“We will only manage this if the international community can put a temporary stop to this escalation in violence, of which the chemical attack is just one example,” Mr. Hollande said.

In Tehran, President Hassan Rouhani was quoted as saying that Iran, Syria’s most powerful regional backer, believed that it was necessary to “apply all efforts to prevent” military action against the authorities in Damascus. “Military action will have a big amount of costs for the region,” Iranian state television quoted Mr. Rouhani as telling President Vladimir V. Putin of Russia in a telephone conversation late Wednesday.

His language seemed outstripped, however, by remarks from Gen. Mohammad Ali Jafari, the commander of Iran’s Revolutionary Guard Corps, who was quoted by the Tasnim news agency as saying an attack on Syria “will mean the imminent destruction of Israel,” Reuters reported. “Syria will become the second Vietnam for the United States,” he said.

While Mr. Rouhani condemned any use of chemical weapons, he also said Iran and Russia would work to prevent any military action against Syria, which he called an “open violation” of international law, The Associated Press reported.

“Early judgment can be dangerous, before clarification” he said, referring to Western assertions that the Syrian authorities had used chemical weapons.

As regional powers maneuvered, there were media reports that warships were being deployed in the Mediterranean by Russia and France, but there was no immediate confirmation of those accounts. The United States Navy has four destroyers within striking range of Syria in the Mediterranean, all of them carrying Tomahawk cruise missiles. Attack submarines also carry Tomahawks and are assumed to be on station in the Mediterranean.

In Moscow, the news agency Interfax quoted an unidentified military source as saying Russia planned to send two warships to the Mediterranean — an anti-submarine vessel and a missile cruiser — because of the “well-known situation.” A French frigate was reported on Thursday to have left the naval base at Toulon on the Mediterranean, but its destination was not immediately clear.

Britain said Thursday that its air force had sent six Typhoon warplanes to a British base at Akrotiri on the Mediterranean island of Cyprus.
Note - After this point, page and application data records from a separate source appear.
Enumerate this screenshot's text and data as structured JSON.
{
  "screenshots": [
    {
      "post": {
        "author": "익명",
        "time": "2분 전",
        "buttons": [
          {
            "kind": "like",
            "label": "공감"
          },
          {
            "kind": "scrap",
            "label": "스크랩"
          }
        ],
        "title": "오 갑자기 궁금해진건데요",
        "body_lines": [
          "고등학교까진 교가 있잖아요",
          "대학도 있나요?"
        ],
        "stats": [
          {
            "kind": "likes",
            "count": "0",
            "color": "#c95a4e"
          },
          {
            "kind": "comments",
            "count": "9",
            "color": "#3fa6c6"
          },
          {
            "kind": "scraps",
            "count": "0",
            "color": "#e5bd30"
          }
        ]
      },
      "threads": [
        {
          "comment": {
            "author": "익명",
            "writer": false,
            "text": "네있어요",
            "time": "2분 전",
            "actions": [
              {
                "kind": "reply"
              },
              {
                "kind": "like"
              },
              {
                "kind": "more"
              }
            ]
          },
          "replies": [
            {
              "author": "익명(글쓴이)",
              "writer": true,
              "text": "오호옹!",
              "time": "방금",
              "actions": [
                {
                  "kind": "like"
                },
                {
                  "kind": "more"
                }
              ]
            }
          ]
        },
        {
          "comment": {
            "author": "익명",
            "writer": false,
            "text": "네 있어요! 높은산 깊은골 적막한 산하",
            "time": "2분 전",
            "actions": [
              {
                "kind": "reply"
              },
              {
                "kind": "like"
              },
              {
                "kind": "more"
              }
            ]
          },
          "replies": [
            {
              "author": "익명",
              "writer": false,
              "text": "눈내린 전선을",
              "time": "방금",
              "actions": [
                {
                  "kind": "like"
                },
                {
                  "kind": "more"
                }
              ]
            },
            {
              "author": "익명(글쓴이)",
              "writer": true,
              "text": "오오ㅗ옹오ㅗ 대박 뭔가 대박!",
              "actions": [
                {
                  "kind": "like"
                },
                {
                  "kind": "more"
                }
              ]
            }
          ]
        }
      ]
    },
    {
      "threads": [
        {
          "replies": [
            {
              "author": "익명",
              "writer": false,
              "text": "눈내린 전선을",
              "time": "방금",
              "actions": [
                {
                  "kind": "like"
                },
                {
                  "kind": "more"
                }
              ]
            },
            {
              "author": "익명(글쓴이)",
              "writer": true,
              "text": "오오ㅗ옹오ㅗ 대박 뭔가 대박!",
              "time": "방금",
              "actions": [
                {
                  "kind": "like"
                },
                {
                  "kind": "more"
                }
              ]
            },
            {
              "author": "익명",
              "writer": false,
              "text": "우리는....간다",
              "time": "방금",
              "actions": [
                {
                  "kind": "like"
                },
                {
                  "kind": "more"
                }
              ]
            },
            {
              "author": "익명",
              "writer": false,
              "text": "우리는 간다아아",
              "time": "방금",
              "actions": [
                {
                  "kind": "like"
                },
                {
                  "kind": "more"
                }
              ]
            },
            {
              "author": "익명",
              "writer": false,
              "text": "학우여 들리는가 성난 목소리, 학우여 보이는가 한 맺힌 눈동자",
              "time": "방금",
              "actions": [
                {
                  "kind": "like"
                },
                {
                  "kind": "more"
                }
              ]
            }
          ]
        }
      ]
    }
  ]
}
But, given the government’s promise to delay direct military action, a spokesman for the Ministry of Defense said, the warplanes “are not deploying to take part in any military action against Syria.”

“This is purely a prudent and precautionary measure to ensure the protection of U.K. interests” and the security of the base at Akrotiri, the spokesman said, speaking in return for anonymity under departmental rules. He added that nine Royal Navy vessels were in the Mediterranean as part of an exercise planned before the Syria crisis.

The Syrian government, which has denied accusations by a range of Western and Arab countries that it used chemical weapons in the Aug. 21 attack, moved abruptly on Wednesday to prolong the inspectors’ visit. The authorities announced that they had evidence of three previously unreported chemical weapons assaults that they said had been carried out by insurgents and should be investigated by the inspectors.

If the inspectors look into those accusations, they could remain in Syria well past this weekend, beyond their original mandate, as differences swirling around the conflict there move into ever sharper focus. But Mr. Ban’s reported announcement that the inspectors would leave Syria by Saturday suggested that he wanted them to keep their original schedule.

The American and British governments have said that the existing evidence is persuasive that Mr. Assad’s forces used chemical munitions on civilians in the Damascus suburbs last week, committing what the Obama administration has called a moral atrocity that cannot go unanswered.

The United States could still act without the support of Britain, its closest ally, but the Obama administration has actively sought to build a consensus for a military strike. While expectations had been building that a strike could happen by the weekend, another few days may make no difference to what has been advertised as a short, sharp punishment for the use of chemical weapons, not an effort to oust Mr. Assad!!!